Articles about general web development. Topics could range from databases, coding in various languages, API design, performance, and automation.
Git’s interactive and patch adding modes makes it easy to break up lots of work into a clean code history for easier sharing, merging, and maintainability. …
Local development is convenient and fast. It rids us of network latency and allows more rapid iteration while building a website. Ignoring that latency until you deploy can hurt your site’s performance. Read more to learn a few techniques for doing initial performance testing on local sites.
In this week’s REST Easy tutorial, we tackle the process of adding entity references to your API endpoints. Entity references create relationships between two separate data structures in Drupal. Exposing that link within your API is critical to providing a comprehensive content model.
It’s easy to add node endpoints to your RESTful API - but there’s more to Drupal than nodes. This week we’ll add an endpoint for a taxonomy vocabulary.
In the third installment of REST Easy, our RESTful module tutorial series, we’ll take a look at how to filter your API endpoints for results, a great feature that brings in the power of Entity Field Query for your APIs.
Through lots of discussion, I’ve found that people are generally opposed to using Meteor for any sort of professional or production work for a number of reasons, which aren’t really related to Meteor’s usefulness as a tool. Let’s spend some time looking at Meteor more closely in regards to these concerns.
So that brings us to this series: “REST Easy.” In this series I will take you through developing a REST API with Drupal 7 and the RESTful module. We’ll make sure you have a solid foundation and build up the API one step at a time. In this first session I’d like to cover creating an API endpoint for a simple content type in Drupal.

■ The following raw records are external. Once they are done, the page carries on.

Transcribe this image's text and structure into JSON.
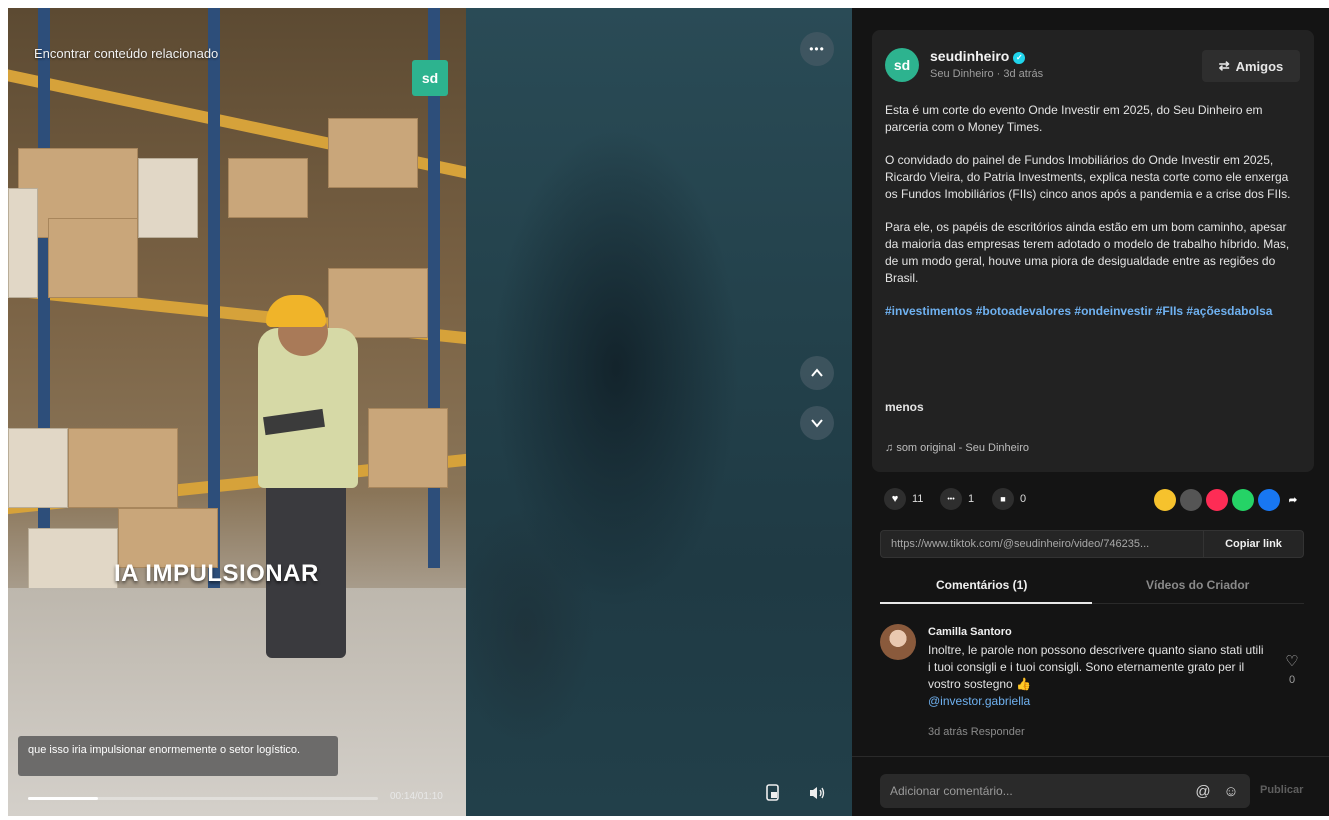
{
  "video": {
    "related_search": "Encontrar conteúdo relacionado",
    "brand_badge": "sd",
    "caption": "IA IMPULSIONAR",
    "subtitle": "que isso iria impulsionar enormemente o setor logístico.",
    "time": "00:14/01:10",
    "progress_fraction": 0.2,
    "more_label": "•••",
    "up_label": "⌃",
    "down_label": "⌄",
    "float_icon": "picture-in-picture-icon",
    "volume_icon": "volume-icon"
  },
  "author": {
    "avatar_text": "sd",
    "name": "seudinheiro",
    "verified_mark": "✓",
    "subtitle": "Seu Dinheiro · 3d atrás",
    "friends_button": "Amigos",
    "friends_icon": "⇄"
  },
  "description": {
    "paragraphs": [
      "Esta é um corte do evento Onde Investir em 2025, do Seu Dinheiro em parceria com o Money Times.",
      "O convidado do painel de Fundos Imobiliários do Onde Investir em 2025, Ricardo Vieira, do Patria Investments, explica nesta corte como ele enxerga os Fundos Imobiliários (FIIs) cinco anos após a pandemia e a crise dos FIIs.",
      "Para ele, os papéis de escritórios ainda estão em um bom caminho, apesar da maioria das empresas terem adotado o modelo de trabalho híbrido. Mas, de um modo geral, houve uma piora de desigualdade entre as regiões do Brasil."
    ],
    "hashtags": "#investimentos #botoadevalores #ondeinvestir #FIIs #açõesdabolsa",
    "less": "menos",
    "music_icon": "♫",
    "music": "som original - Seu Dinheiro"
  },
  "stats": {
    "likes": "11",
    "comments": "1",
    "saves": "0",
    "like_icon": "♥",
    "comment_icon": "•••",
    "save_icon": "■",
    "share_colors": [
      "#f6c22d",
      "#555555",
      "#fe2c55",
      "#25d366",
      "#1877f2"
    ],
    "share_arrow": "➦"
  },
  "link": {
    "url": "https://www.tiktok.com/@seudinheiro/video/746235...",
    "copy_label": "Copiar link"
  },
  "tabs": {
    "comments": "Comentários (1)",
    "creator_videos": "Vídeos do Criador"
  },
  "comment": {
    "author": "Camilla Santoro",
    "text": "Inoltre, le parole non possono descrivere quanto siano stati utili i tuoi consigli e i tuoi consigli. Sono eternamente grato per il vostro sostegno 👍",
    "mention": "@investor.gabriella",
    "meta": "3d atrás   Responder",
    "like_icon": "♡",
    "likes": "0"
  },
  "input": {
    "placeholder": "Adicionar comentário...",
    "mention_icon": "@",
    "emoji_icon": "☺",
    "post_label": "Publicar"
  }
}
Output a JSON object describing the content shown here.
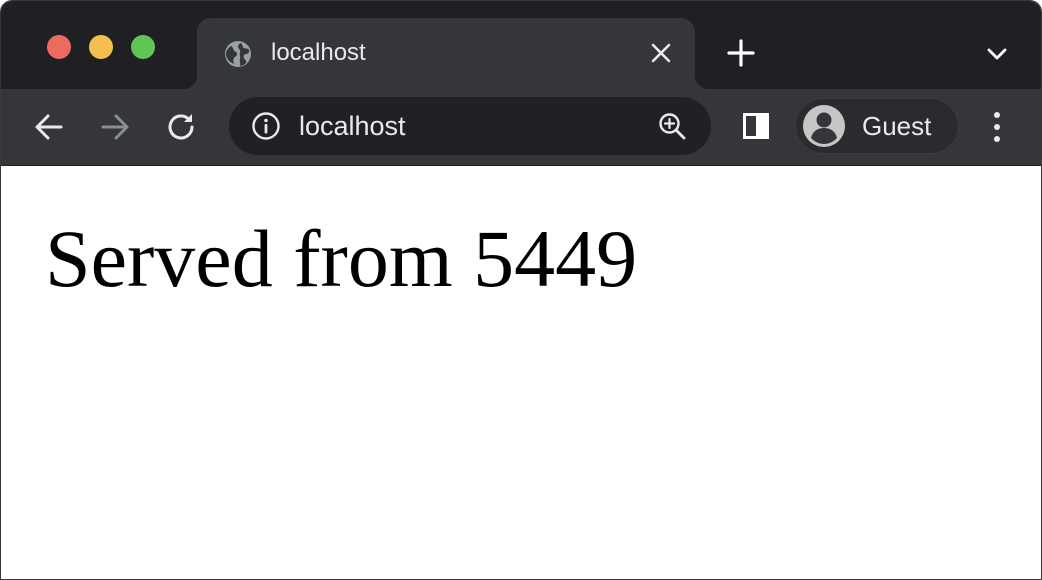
{
  "tab": {
    "title": "localhost",
    "favicon": "globe-icon"
  },
  "toolbar": {
    "back_icon": "arrow-left-icon",
    "forward_icon": "arrow-right-icon",
    "reload_icon": "reload-icon",
    "url": "localhost",
    "site_info_icon": "info-icon",
    "zoom_icon": "zoom-in-icon",
    "side_panel_icon": "side-panel-icon",
    "profile_label": "Guest",
    "menu_icon": "more-vertical-icon"
  },
  "page": {
    "heading": "Served from 5449"
  },
  "colors": {
    "tabstrip": "#1f2023",
    "active_tab": "#35363a",
    "omnibox": "#202124",
    "text_light": "#e8eaed",
    "close_dot": "#ed6a5e",
    "minimize_dot": "#f4bf4f",
    "maximize_dot": "#61c554"
  }
}
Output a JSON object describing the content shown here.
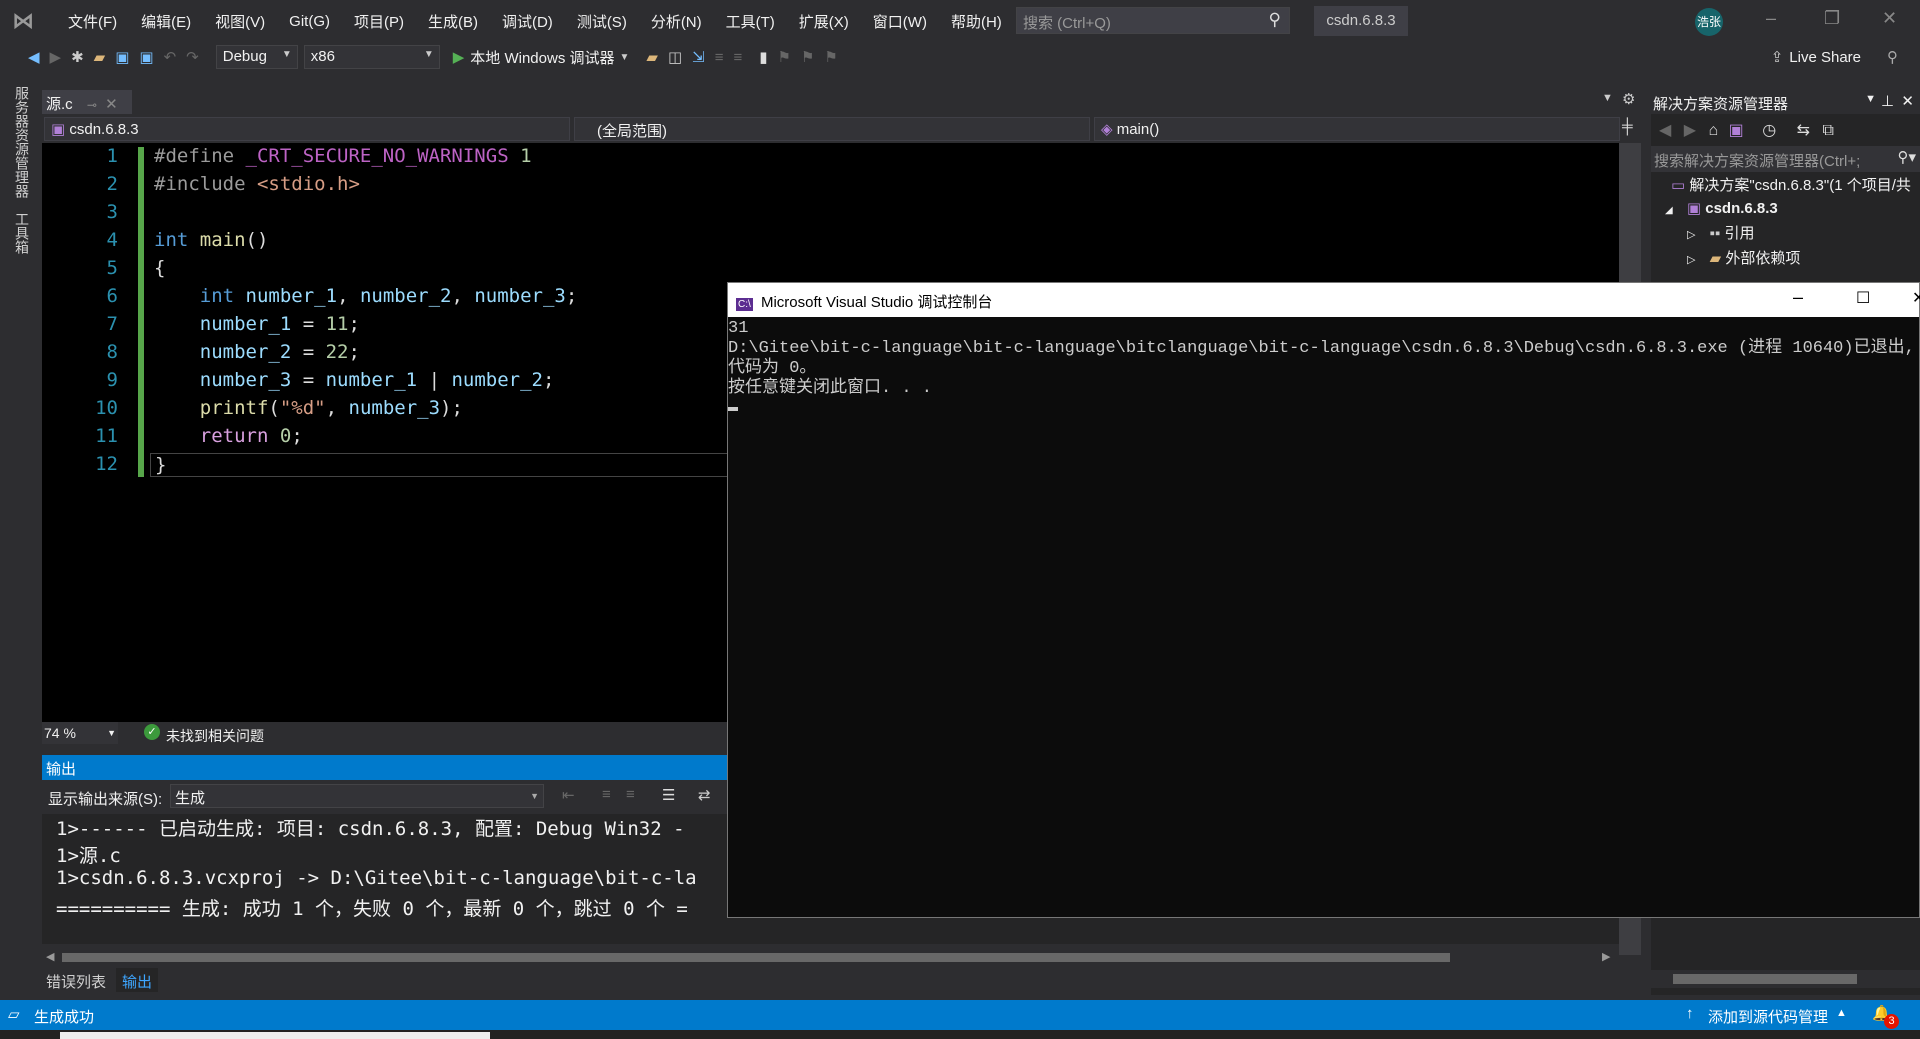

In this post I’m going to show you how to use the Meteor build system, and how to deploy a Meteor-based application to a Linux environment.